Data records:

--

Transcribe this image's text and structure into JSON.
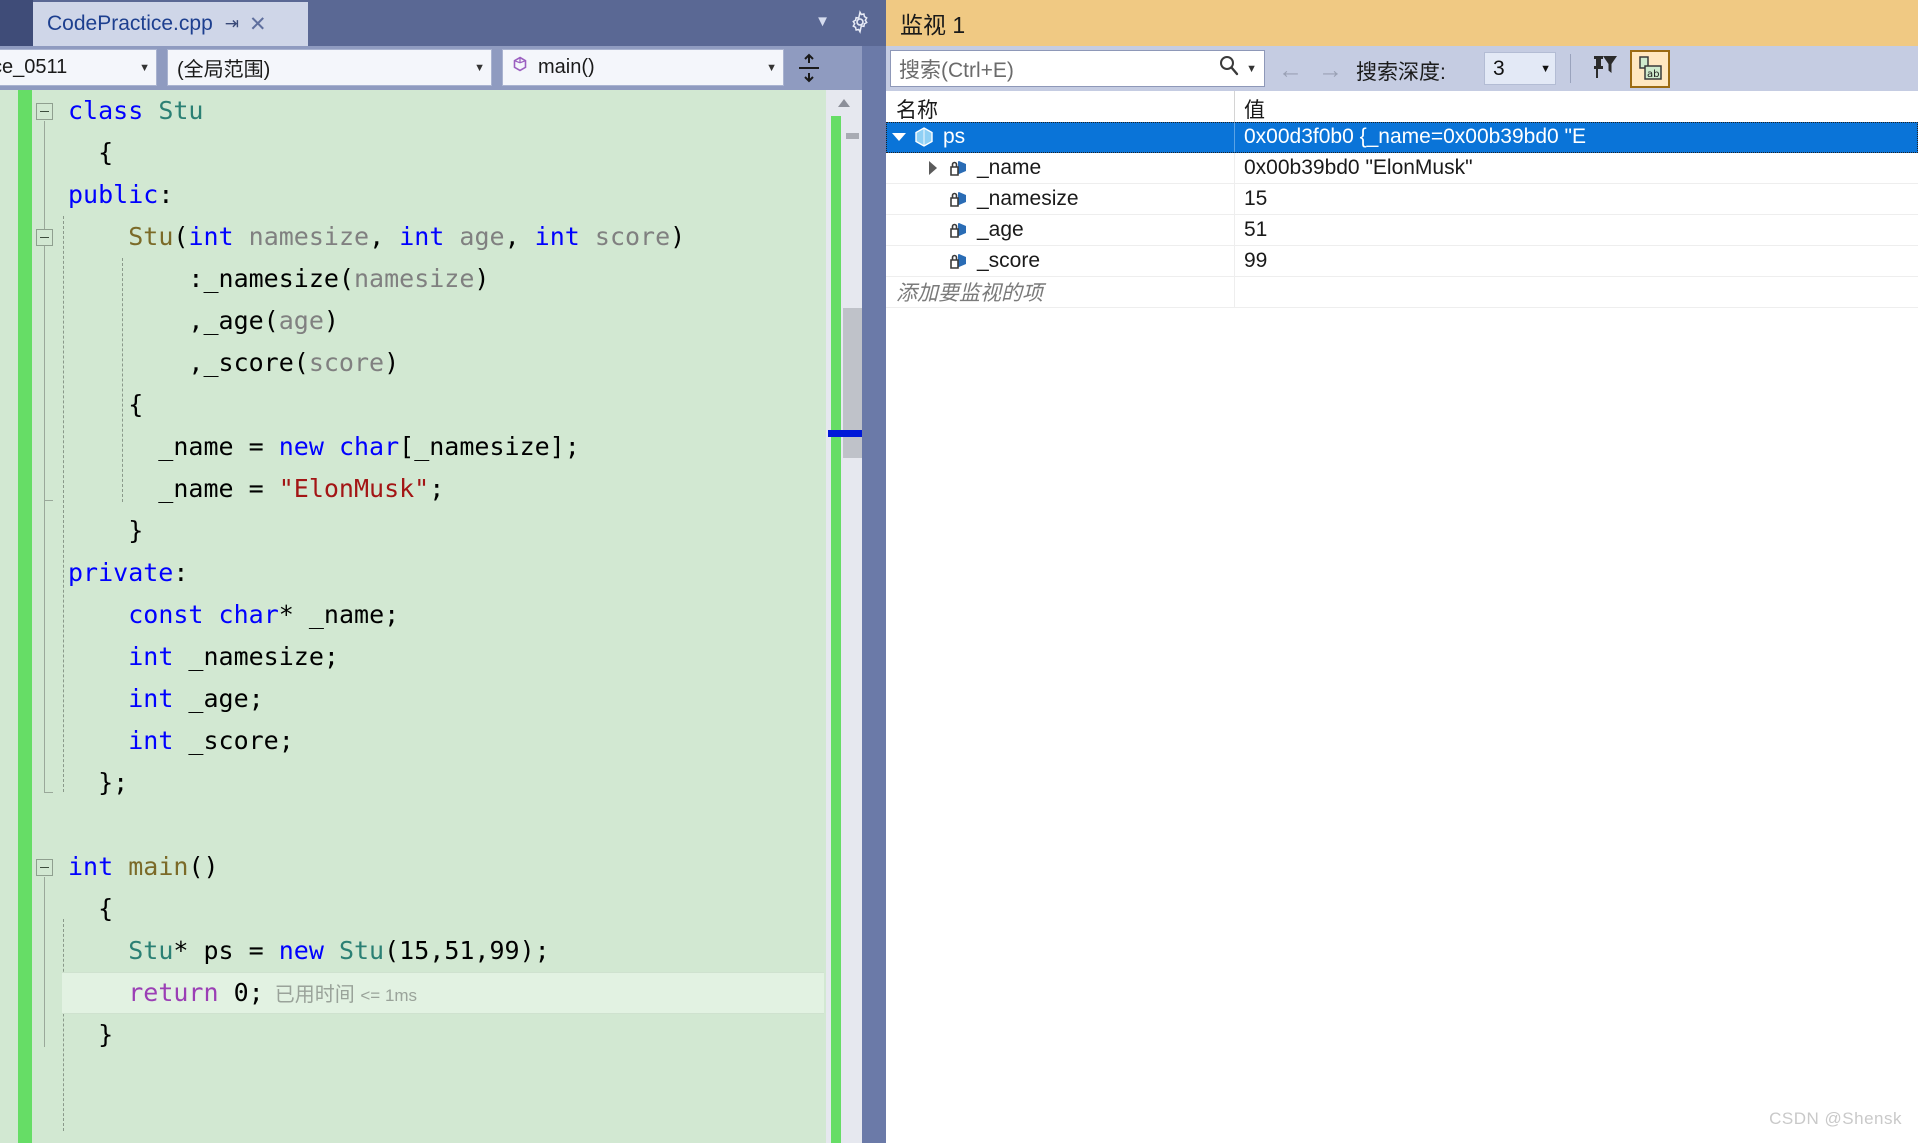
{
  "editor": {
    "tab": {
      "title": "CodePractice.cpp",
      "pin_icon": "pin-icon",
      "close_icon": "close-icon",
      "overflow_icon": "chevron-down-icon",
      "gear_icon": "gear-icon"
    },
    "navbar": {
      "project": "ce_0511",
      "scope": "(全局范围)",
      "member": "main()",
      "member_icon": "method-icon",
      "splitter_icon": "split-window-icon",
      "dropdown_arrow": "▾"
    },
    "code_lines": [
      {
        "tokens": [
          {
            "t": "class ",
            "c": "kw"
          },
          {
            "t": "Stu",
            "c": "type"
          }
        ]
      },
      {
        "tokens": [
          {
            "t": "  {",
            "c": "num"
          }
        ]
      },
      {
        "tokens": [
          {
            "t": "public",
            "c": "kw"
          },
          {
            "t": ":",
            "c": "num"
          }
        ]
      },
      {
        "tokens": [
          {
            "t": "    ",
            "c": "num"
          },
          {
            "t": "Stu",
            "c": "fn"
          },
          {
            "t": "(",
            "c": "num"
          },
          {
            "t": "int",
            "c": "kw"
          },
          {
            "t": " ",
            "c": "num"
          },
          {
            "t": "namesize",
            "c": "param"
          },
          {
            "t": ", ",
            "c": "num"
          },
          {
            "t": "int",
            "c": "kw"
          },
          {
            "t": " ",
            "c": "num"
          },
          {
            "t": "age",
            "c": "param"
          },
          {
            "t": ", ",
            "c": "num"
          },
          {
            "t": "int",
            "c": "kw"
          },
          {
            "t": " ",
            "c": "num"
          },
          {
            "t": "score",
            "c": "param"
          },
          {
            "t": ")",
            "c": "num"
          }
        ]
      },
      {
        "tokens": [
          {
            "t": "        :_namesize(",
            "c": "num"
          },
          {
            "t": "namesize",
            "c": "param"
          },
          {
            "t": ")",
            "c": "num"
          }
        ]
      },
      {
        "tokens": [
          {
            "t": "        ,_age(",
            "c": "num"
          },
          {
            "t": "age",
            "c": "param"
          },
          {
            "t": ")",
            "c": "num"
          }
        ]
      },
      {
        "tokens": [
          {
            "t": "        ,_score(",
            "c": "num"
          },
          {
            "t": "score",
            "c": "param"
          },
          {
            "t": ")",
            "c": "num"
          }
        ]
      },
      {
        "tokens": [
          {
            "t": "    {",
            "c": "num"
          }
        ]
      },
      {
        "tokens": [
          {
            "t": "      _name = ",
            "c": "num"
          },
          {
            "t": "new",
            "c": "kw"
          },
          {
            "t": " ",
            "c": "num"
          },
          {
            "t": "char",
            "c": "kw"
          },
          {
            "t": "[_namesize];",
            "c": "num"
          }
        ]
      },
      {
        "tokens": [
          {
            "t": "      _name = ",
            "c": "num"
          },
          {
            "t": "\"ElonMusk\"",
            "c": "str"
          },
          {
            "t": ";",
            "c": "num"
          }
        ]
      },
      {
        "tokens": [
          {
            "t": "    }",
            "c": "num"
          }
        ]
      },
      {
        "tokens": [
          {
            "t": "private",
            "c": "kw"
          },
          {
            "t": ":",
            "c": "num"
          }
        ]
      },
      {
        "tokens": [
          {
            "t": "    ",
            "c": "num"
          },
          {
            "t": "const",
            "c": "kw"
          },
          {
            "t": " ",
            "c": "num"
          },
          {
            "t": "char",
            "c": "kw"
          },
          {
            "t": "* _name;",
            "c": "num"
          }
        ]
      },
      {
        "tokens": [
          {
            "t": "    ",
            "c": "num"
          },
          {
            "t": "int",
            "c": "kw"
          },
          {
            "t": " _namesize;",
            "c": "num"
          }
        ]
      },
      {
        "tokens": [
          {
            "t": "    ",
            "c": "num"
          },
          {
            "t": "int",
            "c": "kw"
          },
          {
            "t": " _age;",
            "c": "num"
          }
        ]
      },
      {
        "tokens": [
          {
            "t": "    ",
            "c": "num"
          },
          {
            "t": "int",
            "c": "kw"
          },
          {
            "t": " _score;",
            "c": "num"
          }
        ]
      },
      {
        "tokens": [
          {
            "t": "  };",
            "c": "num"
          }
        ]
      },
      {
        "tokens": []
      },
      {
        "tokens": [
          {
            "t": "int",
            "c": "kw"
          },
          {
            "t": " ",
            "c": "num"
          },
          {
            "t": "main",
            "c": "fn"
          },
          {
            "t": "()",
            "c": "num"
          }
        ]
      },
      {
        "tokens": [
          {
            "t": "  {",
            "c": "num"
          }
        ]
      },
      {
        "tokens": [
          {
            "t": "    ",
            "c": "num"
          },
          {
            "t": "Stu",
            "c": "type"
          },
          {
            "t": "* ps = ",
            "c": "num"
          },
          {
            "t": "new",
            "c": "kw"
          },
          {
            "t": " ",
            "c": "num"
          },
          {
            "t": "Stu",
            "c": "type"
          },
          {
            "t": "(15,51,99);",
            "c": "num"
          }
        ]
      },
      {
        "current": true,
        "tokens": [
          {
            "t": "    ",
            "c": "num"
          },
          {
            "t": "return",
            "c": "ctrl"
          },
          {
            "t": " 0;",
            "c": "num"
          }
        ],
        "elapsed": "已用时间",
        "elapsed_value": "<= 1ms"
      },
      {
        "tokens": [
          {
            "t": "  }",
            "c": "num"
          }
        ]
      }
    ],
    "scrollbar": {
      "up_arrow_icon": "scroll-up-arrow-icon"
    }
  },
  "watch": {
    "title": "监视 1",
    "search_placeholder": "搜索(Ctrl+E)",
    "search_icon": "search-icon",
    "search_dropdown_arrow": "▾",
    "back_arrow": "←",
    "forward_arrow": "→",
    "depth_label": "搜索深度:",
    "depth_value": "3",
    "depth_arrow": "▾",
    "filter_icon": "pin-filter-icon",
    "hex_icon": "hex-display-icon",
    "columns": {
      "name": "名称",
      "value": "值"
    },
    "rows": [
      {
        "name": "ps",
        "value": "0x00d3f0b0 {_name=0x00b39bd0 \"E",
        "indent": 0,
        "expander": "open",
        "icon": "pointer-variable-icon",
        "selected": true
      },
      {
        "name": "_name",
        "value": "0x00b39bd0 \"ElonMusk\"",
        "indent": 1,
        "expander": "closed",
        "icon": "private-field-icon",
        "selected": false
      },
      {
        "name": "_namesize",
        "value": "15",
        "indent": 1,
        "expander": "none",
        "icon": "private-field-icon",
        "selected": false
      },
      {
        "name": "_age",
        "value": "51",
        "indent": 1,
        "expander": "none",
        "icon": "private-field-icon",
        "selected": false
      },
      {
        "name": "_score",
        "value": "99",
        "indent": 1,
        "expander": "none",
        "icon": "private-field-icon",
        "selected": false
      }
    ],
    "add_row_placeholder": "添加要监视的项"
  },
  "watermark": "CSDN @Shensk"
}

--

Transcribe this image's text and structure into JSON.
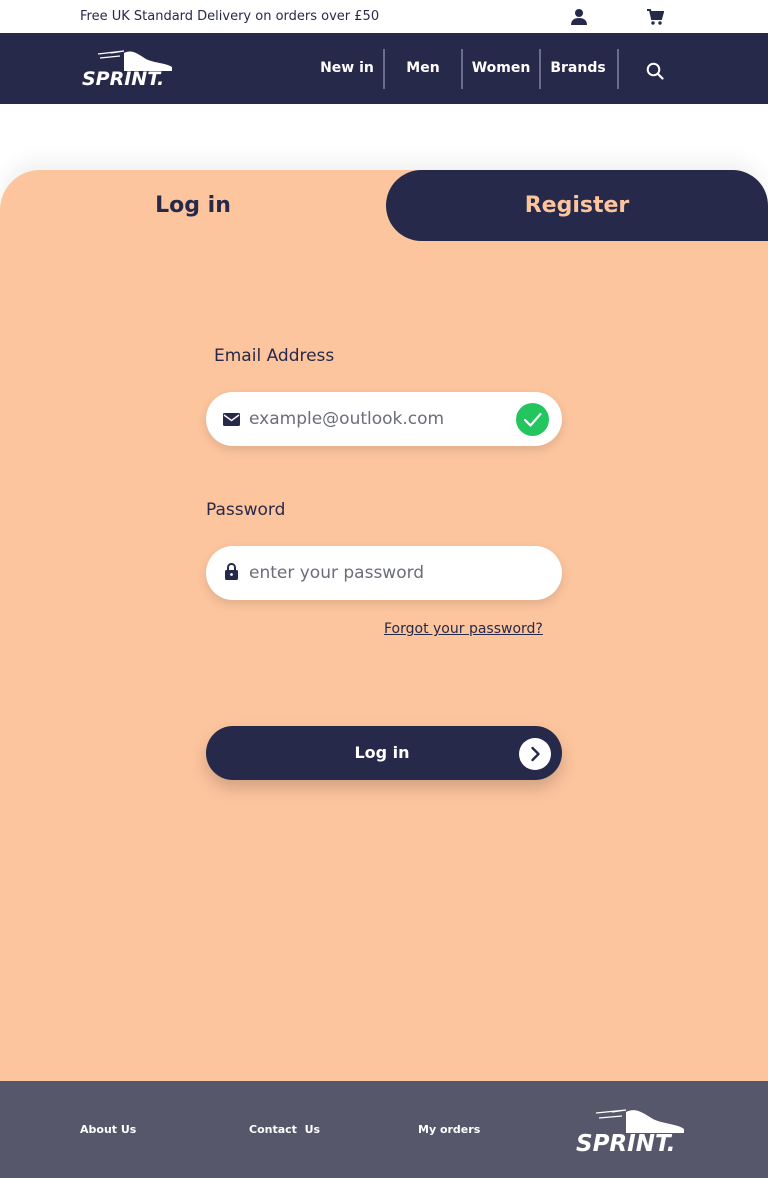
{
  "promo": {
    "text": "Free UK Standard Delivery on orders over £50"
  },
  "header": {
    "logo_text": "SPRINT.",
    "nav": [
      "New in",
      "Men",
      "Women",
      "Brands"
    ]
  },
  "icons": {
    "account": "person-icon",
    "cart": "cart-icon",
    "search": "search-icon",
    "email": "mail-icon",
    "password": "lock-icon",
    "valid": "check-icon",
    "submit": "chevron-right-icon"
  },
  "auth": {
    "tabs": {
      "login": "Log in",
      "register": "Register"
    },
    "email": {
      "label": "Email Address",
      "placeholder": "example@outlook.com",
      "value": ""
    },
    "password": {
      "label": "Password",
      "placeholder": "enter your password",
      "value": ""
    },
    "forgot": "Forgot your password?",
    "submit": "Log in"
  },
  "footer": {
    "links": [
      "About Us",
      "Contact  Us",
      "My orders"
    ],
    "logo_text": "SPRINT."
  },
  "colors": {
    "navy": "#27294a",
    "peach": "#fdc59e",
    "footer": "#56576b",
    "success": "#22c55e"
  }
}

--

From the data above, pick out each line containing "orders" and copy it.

    "text": "Free UK Standard Delivery on orders over £50"
      "My orders"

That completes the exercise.